Task:
Would you please copy each line below that includes the string "entry"?

════

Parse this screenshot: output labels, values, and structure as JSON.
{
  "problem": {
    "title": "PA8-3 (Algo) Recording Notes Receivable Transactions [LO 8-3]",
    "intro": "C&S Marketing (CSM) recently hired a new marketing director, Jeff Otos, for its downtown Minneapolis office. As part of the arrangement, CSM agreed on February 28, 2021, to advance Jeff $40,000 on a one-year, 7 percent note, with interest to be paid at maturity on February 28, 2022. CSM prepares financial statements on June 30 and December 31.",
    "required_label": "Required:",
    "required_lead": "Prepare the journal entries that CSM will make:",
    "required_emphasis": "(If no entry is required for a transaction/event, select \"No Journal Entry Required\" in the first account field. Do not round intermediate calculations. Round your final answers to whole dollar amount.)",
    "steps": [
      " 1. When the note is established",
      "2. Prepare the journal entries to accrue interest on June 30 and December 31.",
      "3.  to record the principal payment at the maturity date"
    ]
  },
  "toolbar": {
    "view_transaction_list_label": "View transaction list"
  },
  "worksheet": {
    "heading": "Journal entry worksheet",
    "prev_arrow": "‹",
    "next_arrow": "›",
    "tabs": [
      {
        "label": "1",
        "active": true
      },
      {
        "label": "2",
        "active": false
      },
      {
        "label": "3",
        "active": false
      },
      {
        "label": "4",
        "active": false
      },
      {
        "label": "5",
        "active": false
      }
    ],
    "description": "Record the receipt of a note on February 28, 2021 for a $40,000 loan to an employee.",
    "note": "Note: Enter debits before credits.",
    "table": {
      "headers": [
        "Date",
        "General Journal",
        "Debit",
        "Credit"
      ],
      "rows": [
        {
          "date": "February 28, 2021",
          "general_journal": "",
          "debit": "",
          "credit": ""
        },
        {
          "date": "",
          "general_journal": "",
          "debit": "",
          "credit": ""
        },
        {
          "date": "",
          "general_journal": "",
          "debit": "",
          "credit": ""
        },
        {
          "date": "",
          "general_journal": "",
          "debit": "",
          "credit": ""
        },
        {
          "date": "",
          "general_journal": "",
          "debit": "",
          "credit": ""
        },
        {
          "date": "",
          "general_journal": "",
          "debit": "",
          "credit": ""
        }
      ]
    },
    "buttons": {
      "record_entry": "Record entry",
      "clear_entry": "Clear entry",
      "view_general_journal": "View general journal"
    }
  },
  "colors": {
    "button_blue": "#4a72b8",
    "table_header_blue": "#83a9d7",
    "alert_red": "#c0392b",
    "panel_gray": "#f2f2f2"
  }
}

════

Exercise output:
    "required_emphasis": "(If no entry is required for a transaction/event, select \"No Journal Entry Required\" in the first account field. Do not round intermediate calculations. Round your final answers to whole dollar amount.)",
    "heading": "Journal entry worksheet",
      "record_entry": "Record entry",
      "clear_entry": "Clear entry",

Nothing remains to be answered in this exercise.